[Opening DATA FOR PROCESSING section]

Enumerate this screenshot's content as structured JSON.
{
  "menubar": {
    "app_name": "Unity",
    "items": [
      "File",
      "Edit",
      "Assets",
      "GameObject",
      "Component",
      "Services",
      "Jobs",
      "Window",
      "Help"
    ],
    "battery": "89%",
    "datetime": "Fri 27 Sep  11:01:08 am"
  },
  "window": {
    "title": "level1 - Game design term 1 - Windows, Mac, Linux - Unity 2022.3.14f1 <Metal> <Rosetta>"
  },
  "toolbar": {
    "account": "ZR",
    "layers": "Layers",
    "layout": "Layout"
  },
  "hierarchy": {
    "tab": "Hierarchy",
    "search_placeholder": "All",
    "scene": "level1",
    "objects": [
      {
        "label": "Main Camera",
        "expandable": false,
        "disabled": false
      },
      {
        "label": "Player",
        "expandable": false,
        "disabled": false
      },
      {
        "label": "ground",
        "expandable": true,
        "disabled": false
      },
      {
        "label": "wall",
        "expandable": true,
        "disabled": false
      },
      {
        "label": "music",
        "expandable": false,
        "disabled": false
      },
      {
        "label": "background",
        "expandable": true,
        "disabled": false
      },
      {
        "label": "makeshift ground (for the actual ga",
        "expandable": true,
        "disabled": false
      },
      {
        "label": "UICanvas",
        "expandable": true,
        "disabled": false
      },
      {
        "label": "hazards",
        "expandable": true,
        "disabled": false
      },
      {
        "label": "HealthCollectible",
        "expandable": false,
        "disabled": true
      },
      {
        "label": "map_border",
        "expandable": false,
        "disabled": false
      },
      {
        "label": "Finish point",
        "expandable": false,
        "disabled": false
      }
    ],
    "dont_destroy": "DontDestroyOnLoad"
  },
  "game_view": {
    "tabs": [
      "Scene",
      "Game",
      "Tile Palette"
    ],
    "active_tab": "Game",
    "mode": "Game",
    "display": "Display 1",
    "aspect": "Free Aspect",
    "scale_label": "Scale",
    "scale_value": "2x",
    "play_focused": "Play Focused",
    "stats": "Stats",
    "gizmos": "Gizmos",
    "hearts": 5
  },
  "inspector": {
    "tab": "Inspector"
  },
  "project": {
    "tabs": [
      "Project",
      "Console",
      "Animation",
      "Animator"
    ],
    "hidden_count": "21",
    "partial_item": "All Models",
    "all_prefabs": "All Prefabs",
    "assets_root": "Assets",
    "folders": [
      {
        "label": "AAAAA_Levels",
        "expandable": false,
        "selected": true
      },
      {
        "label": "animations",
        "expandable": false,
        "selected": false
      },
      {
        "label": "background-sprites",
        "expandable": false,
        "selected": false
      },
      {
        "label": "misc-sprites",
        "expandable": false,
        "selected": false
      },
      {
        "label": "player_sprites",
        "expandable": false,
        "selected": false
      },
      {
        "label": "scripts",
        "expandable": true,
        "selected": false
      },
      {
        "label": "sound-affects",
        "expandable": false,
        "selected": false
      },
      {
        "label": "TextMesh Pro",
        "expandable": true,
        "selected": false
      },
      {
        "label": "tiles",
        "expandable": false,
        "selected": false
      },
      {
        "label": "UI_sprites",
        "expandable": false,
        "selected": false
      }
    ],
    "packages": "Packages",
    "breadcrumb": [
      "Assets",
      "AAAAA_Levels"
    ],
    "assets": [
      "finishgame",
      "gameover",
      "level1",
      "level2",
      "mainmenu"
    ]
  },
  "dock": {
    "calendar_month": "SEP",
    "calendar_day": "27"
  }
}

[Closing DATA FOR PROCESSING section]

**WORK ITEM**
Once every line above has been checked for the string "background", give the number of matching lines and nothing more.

**ANSWER BELOW**
2